Scientists at the Helmholtz Center Berlin (HZB) claim to have produced a thin-film solar cell made of perovskite and copper-indium-gallium-selenide (CIGS) with an efficiency of 21.6%.
The achievement is not a record, as the Center for Solar Energy and Hydrogen Research Baden-Württemberg (ZSW) and Belgium’s Nanoelectronics Research Center (Imec) reported a 24.6% efficiency in November.
The HZB researchers said they used a simple, robust production process suitable for scaling up. Rutger Schlatmann, director of the HZB’s Institute PVcomB, spoke of an “enormous step in the direction of commercial production”. The HZB team’s tandem cell could theoretically reach an efficiency of more than 30%, claim the researchers.

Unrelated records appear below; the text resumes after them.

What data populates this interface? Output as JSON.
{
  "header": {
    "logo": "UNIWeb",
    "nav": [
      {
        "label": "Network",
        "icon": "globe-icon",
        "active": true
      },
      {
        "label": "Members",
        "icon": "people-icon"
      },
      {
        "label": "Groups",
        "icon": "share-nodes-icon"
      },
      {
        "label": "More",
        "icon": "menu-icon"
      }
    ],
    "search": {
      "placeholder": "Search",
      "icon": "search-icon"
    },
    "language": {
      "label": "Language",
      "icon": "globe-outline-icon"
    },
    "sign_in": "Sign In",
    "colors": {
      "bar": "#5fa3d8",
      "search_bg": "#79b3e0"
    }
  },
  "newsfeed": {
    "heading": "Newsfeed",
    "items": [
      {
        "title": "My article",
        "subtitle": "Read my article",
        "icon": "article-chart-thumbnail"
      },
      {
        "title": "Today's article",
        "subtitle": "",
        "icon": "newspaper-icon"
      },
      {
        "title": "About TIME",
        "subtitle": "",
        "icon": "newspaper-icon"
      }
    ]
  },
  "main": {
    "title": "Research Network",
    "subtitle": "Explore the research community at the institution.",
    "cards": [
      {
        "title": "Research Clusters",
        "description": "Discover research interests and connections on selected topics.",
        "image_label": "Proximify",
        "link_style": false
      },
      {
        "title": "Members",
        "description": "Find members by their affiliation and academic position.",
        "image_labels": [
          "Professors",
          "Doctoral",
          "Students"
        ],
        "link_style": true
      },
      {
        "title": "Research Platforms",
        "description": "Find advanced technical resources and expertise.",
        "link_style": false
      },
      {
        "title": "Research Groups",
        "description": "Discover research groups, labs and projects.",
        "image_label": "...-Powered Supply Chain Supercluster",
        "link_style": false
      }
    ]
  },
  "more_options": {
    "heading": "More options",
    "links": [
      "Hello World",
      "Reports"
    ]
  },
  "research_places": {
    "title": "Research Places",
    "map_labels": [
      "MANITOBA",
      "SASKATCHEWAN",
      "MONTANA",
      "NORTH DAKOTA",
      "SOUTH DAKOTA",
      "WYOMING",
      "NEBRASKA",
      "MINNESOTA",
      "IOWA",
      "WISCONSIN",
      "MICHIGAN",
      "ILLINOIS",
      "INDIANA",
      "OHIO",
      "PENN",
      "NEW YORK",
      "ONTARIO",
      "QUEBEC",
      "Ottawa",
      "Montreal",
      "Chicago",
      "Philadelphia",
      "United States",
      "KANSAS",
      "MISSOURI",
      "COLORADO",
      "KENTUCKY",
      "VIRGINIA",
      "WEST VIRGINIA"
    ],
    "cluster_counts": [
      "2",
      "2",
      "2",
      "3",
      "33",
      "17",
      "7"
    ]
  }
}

The Helmholtz group applied an ultra-thin, conformal intermediate layer to the CIGSe layer, then spun-coated the perovskite layer onto it at the HZB’s HySPRINT lab. In cooperation with the Eindhoven University of Technology, the HZB researchers realized their tandem cell on an area of 0.8 cm².
“Record values are only recognized for areas of 1 cm² or more, yet our cell area is just slightly below this threshold,” said Steve Albrecht, co-author of a paper about the research. “Therefore, we now focus [on certifying] this tandem solar cell efficiency and its enormous performance, [through] an independent institution.”
Tandem solar cells consist of two semiconductors with different band gaps. As a result, they can use a larger share of the solar spectrum for power generation. Perovskites convert blue, high-energy components of light, while CIGS or silicon do the same with red and near-infrared parts of the spectrum.
Last week, European solar research organization Solliance announced it had achieved 21.5% efficiency for a flexible CIGS tandem solar cell based on perovskite.